    more » « less
  4. Abstract

    In this study, we report on turbulent mixing observed during the annual stratification cycle in the hypolimnetic waters of Lake Michigan (USA), highlighting stratified, convective, and transitional mixing periods. Measurements were collected using a combination of moored instruments and microstructure profiles. Observations during the stratified summer showed a shallow, wind‐driven surface mixed layer (SML) with locally elevated dissipation rates in the thermocline () potentially associated with internal wave shear. Below the thermocline, turbulence was weak () and buoyancy‐suppressed (< 8.5), with low hypolimnetic mixing rates () limiting benthic particle delivery. During the convective winter period, a diurnal cycle of radiative convection was observed over each day of measurement, where temperature overturns were directly correlated with elevated turbulence levels throughout the water column (;). A transitional mixing period was observed for spring conditions when surface temperatures were near the temperature of maximum density (TMD3.98) and the water column began to stably stratify. While small temperature gradients allowed strong mixing over the transitional period (), hypolimnetic velocity shear was overwhelmed by weakly stable stratification (;), limiting the development of the SML. These results highlight the importance of radiative convection for breaking down weak hypolimnetic stratification and driving energetic, full water column mixing during a substantial portion of the year (>100 days at our sample site). Ongoing surface water warming in the Laurentian Great Lakes is significantly reducing the annual impact of convective mixing, with important consequences for nutrient cycling, primary production, and benthic‐pelagic coupling.

    more » « less
  5. Abstract

    The tropical instability waves (TIWs) in the eastern tropical Pacific have generally been considered as surface‐intensified structures resembling the first baroclinic mode. Here, we report on the existence of subsurface‐intensified TIWs on the equator. These TIWs are primarily manifested in zonal velocities, inducing maximum velocity oscillations at 70–90 m depth with amplitudes of 0.1–0.2 m/s and periods of 5–20 days. They account for ~20% of the variance at 5‐ to 30‐day periods, with another ~50% being contributed by the surface‐intensified TIWs. These waves are most significant during the TIW seasons; they are energized in part by barotropic instabilities and usually last for 3–7 months.
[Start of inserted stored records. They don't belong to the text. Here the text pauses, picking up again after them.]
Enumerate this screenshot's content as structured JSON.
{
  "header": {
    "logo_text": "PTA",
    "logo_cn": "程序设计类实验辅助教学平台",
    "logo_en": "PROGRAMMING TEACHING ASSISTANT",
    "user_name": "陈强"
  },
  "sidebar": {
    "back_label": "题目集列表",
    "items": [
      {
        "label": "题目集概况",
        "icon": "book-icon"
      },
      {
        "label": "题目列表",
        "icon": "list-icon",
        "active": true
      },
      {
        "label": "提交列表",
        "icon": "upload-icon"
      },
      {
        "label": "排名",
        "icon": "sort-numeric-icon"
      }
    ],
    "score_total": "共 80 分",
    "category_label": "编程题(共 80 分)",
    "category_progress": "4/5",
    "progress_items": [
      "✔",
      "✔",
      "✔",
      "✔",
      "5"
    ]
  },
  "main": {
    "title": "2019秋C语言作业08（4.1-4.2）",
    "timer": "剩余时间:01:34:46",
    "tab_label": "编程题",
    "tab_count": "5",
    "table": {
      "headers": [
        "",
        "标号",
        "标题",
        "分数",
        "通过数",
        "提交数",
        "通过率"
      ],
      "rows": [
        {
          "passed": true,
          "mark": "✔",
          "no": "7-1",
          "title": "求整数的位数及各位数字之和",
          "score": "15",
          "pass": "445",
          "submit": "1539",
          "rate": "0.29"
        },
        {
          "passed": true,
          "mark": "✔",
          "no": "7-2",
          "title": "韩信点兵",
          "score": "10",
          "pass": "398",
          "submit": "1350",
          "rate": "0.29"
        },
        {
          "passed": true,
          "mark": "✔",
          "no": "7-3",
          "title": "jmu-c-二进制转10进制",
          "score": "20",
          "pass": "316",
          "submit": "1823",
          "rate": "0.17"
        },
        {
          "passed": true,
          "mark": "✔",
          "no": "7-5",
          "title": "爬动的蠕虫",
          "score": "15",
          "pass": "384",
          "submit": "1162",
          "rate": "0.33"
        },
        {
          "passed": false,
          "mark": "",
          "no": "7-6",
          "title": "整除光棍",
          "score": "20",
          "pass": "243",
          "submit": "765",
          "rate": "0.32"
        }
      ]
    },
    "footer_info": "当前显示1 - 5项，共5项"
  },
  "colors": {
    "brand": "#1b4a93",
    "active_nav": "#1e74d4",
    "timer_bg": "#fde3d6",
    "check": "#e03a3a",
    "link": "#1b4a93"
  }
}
Via interacting with the mean flow, they can induce strong out‐of‐phase shear changes between ~50‐m depth and just above the Equatorial Undercurrent core and may lead to complex diapycnal mixing structures. Their horizontal structures, generation mechanism(s), and large‐scale impacts remain to be disclosed.

    more » « less